Go North

The offices that housed the vacant State Office Building and Inquirer annex are rumored to be relocated to the former Strawbridge & Clothier Building. The SOB rumors have stalled following other rumors regarding SugarHouse at Strawbridges, so no one really seems to know what's happening with the 1950's modernist State Office Building and the sprawling, stone Inquirer annex. My advice, before the SOB's landscaped courtyard at Broad and Callowhill becomes an outdoor homeless shelter, start contacting some ideal tenants to take advantage of the space.

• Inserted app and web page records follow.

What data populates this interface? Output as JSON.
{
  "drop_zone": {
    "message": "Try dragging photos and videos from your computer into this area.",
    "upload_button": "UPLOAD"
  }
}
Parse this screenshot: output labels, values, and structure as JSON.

North Broad is not the wasteland it once was. Chinatown is spilling over the Vine Street Expressway. The Loft District is filled with renters and offices. The closest grocery store is the overpriced Whole Foods near the Parkway and Center City desparately lacks any sort of big box amenity except for a dying and outdated K-Mart. The Inquirer annex building is practically made for a complex of large scale retail development. It could easily house a grocery store, a gym, and maybe even a Target. It also has plenty of room for parking. Just take advantage of the space before the opportunity is lost to blight.

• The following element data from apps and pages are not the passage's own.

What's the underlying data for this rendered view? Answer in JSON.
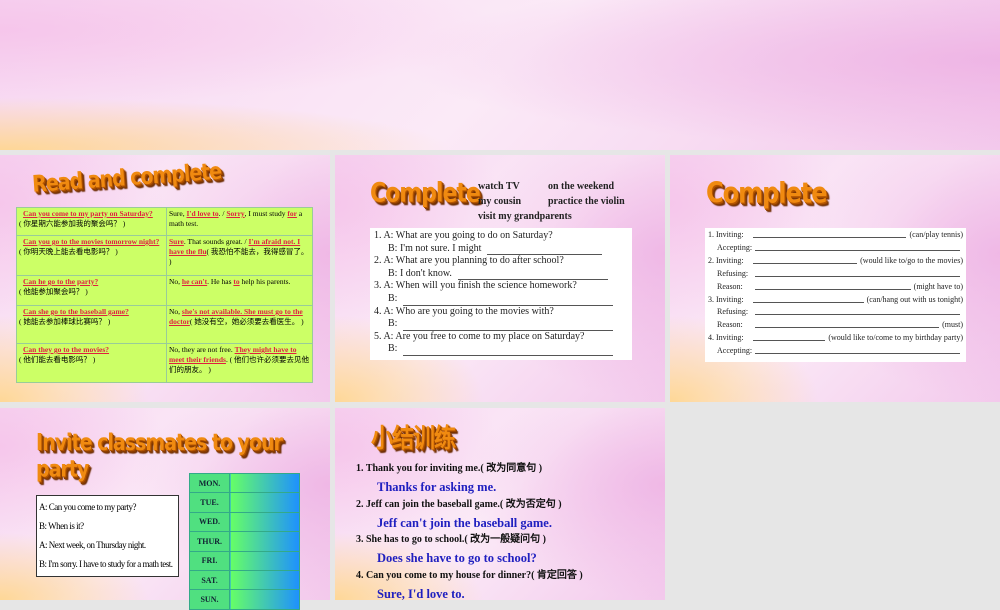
{
  "slide1": {
    "title": "Read and complete",
    "rows": [
      {
        "q": "Can you come to my party on Saturday?",
        "cn": "( 你星期六能参加我的聚会吗？ )",
        "a": [
          "Sure, ",
          "I'd love to",
          ". / ",
          "Sorry",
          ", I must study ",
          "for",
          " a math test."
        ]
      },
      {
        "q": "Can you go to the movies tomorrow night?",
        "cn": "( 你明天晚上能去看电影吗？ )",
        "a": [
          "",
          "Sure",
          ". That sounds great. / ",
          "I'm afraid not. I have the flu",
          "( 我恐怕不能去，我得感冒了。 )",
          "",
          ""
        ]
      },
      {
        "q": "Can he go to the party?",
        "cn": "( 他能参加聚会吗？ )",
        "a": [
          "No, ",
          "he can't",
          ". He has ",
          "to",
          " help his parents.",
          "",
          ""
        ]
      },
      {
        "q": "Can she go to the baseball game?",
        "cn": "( 她能去参加棒球比赛吗？ )",
        "a": [
          "No, ",
          "she's not available. She must go to the doctor",
          "( 她没有空，她必须要去看医生。 )",
          "",
          "",
          "",
          ""
        ]
      },
      {
        "q": "Can they go to the movies?",
        "cn": "( 他们能去看电影吗？ )",
        "a": [
          "No, they are not free. ",
          "They might have to meet their friends",
          ". ( 他们也许必须要去见他们的朋友。 )",
          "",
          "",
          "",
          ""
        ]
      }
    ]
  },
  "slide2": {
    "title": "Complete",
    "words": [
      "watch TV",
      "on the weekend",
      "my cousin",
      "practice the violin",
      "visit my grandparents"
    ],
    "lines": [
      "1. A: What are you going to do on Saturday?",
      "B: I'm not sure. I might",
      "2. A: What are you planning to do after school?",
      "B: I don't know.",
      "3. A: When will you finish the science homework?",
      "B:",
      "4. A: Who are you going to the movies with?",
      "B:",
      "5. A: Are you free to come to my place on Saturday?",
      "B:"
    ]
  },
  "slide3": {
    "title": "Complete",
    "lines": [
      {
        "l": "1. Inviting:",
        "h": "(can/play tennis)"
      },
      {
        "l": "Accepting:",
        "h": ""
      },
      {
        "l": "2. Inviting:",
        "h": "(would like to/go to the movies)"
      },
      {
        "l": "Refusing:",
        "h": ""
      },
      {
        "l": "Reason:",
        "h": "(might have to)"
      },
      {
        "l": "3. Inviting:",
        "h": "(can/hang out with us tonight)"
      },
      {
        "l": "Refusing:",
        "h": ""
      },
      {
        "l": "Reason:",
        "h": "(must)"
      },
      {
        "l": "4. Inviting:",
        "h": "(would like to/come to my birthday party)"
      },
      {
        "l": "Accepting:",
        "h": ""
      }
    ]
  },
  "slide4": {
    "title": "Invite classmates to your party",
    "dialog": [
      "A: Can you come to my party?",
      "B: When is it?",
      "A: Next week, on Thursday night.",
      "B: I'm sorry. I have to study for a math test."
    ],
    "days": [
      "MON.",
      "TUE.",
      "WED.",
      "THUR.",
      "FRI.",
      "SAT.",
      "SUN."
    ]
  },
  "slide5": {
    "title": "小结训练",
    "items": [
      {
        "q": "1. Thank you for inviting me.( 改为同意句 )",
        "a": "Thanks for asking me."
      },
      {
        "q": "2. Jeff can join the baseball game.( 改为否定句 )",
        "a": "Jeff can't join the baseball game."
      },
      {
        "q": "3. She has to go to school.( 改为一般疑问句 )",
        "a": "Does she have to go to school?"
      },
      {
        "q": "4. Can you come to my house for dinner?( 肯定回答 )",
        "a": "Sure, I'd love to."
      }
    ]
  }
}
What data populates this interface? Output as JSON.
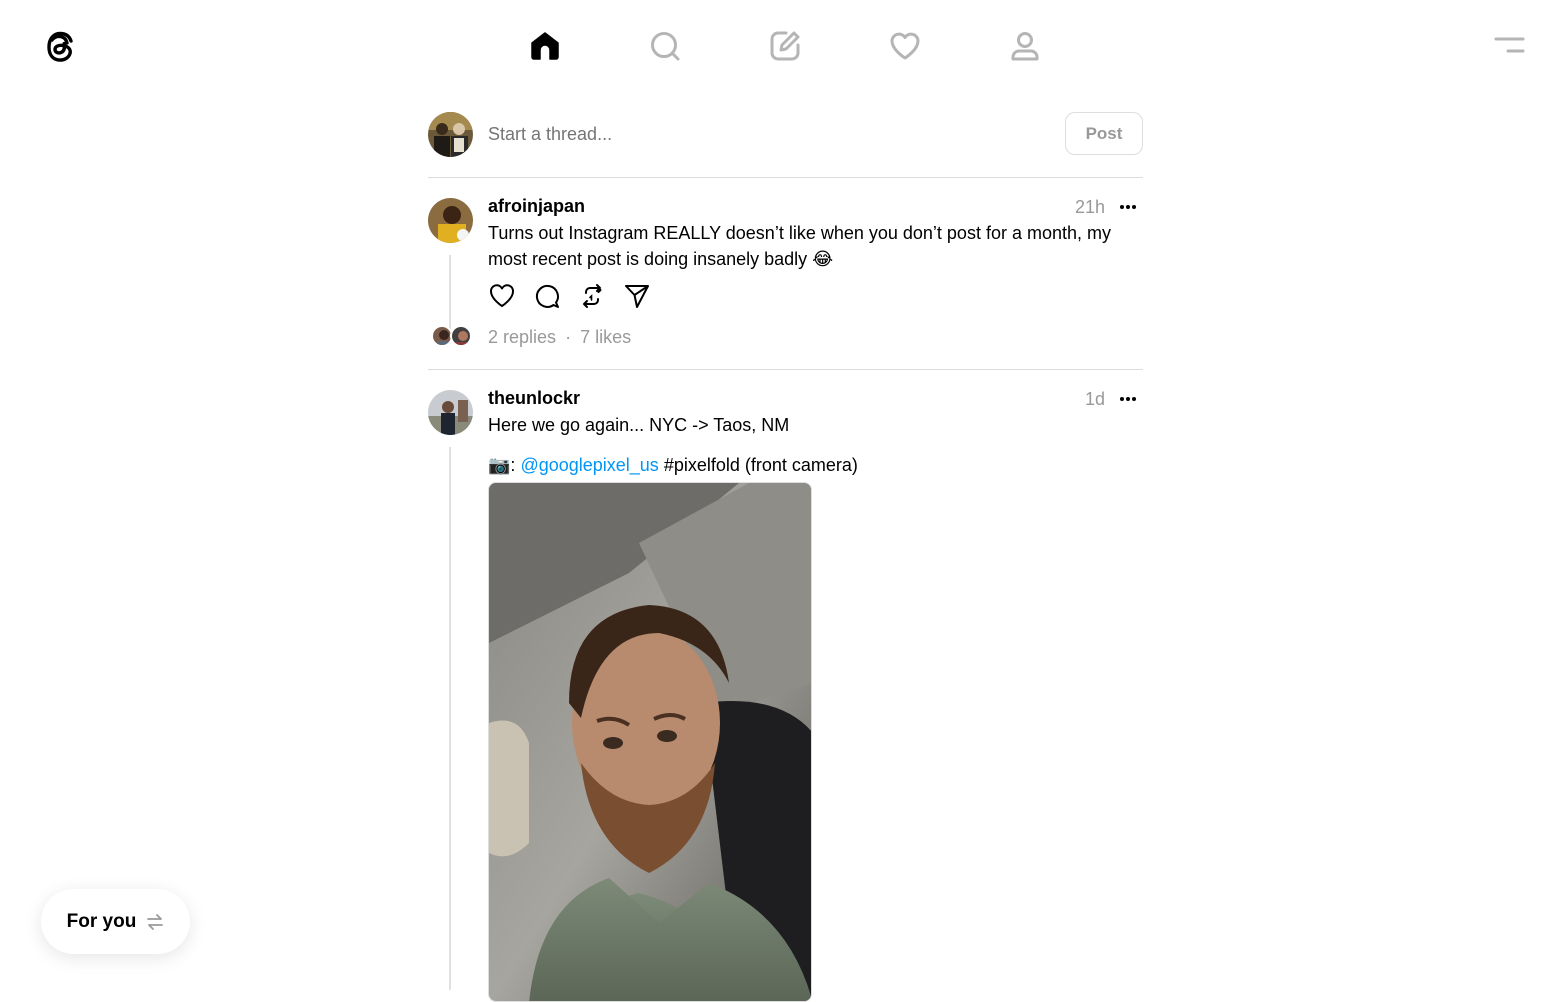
{
  "nav": {
    "items": [
      "home",
      "search",
      "create",
      "activity",
      "profile"
    ],
    "active": "home"
  },
  "composer": {
    "placeholder": "Start a thread...",
    "post_label": "Post"
  },
  "posts": [
    {
      "username": "afroinjapan",
      "time": "21h",
      "text": "Turns out Instagram REALLY doesn’t like when you don’t post for a month, my most recent post is doing insanely badly 😂",
      "replies": "2 replies",
      "separator": "·",
      "likes": "7 likes"
    },
    {
      "username": "theunlockr",
      "time": "1d",
      "text": "Here we go again... NYC -> Taos, NM",
      "caption_emoji": "📷:",
      "mention": "@googlepixel_us",
      "caption_rest": "#pixelfold (front camera)"
    }
  ],
  "feed_switch": {
    "label": "For you",
    "icon": "swap-arrows-icon"
  },
  "colors": {
    "link": "#0095f6",
    "muted": "#999999",
    "divider": "#dcdcdc"
  }
}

Parkway Press

Cafe Cret
Perhaps it took the better part of a century, but Philadelphia's own Champs-Élysées - The Benjamin Franklin Parkway - has seen quite a bit of press in the past few years. From the Museum of Art expanding into the Perelman Building to the recent Barnes Museum discussions, Cafe Cret now sits on the Parkway near Love Park while new landscaping will soon be surrounding the Barnes Museum, once the site of the juvenille detention center and a small Hooverville. Although the Calder family hijacked his outdoor work, hope still remains that the outdoor installation space could provide a canvas for local artists and more lush park space.

Parkway 22
The Residences at Rodin
Two proposals still linger on the Parkway: Parkway 22 at 22nd and the Parkway, and The Residences at Rodin. The Residences at Rodin gives off a stately, French flair with its curved roof and scaled appearance while the adjacent Parkway 22 offers more to the modern American skyline. As with much of Philadelphia, this juxtaposition offers an uncomfortable beauty. While city planners have spent the last century attempting to make the Ben Franklin Parkway into a broad French Avenue, it is in fact Philadelphia's broad avenue. Why should the surrounding architecture attemp to represent any other city but our own? Even Park Towne Place with its suburbanized footprint and 1950's minimalism offers a uniquely American comfortability visible from the fartherest end of the Parkway.

Park Towne Place
Reproducing the Champs-Élysées in Philadelphia would no doubt be beautiful, but it would be just that, a reproduction. Reproductions are better left to Disney World and Southern California. Philadelphia has enough of its own unique heritage and history. Our Ben Franklin Parkway is surrounded by cultured neighboods and its own, uniquely American, architectural antiquety. Rather than force new development into a cohesive, master plan, we should do what makes America the rich architectural melting pot that it is and allow developers to contuinue developing this architectural quilt that surrounds the Ben Frankin Parkway.

Friday, October 23, 2009

White Tower Hamburgers

Long after North Broad Street's golden age, White Castle's knock-off and rival, White Tower, founded in Milwaukee, WI had one of their small franchises located at Broad and Race.

Seen here in 1951, the site is now the anchor for the new, grand entrance to the Pennsylvania Convention Center currently under construction. Note the Race Street Fire House in the background, recently demolished in 2008 for the Convention Center expansion.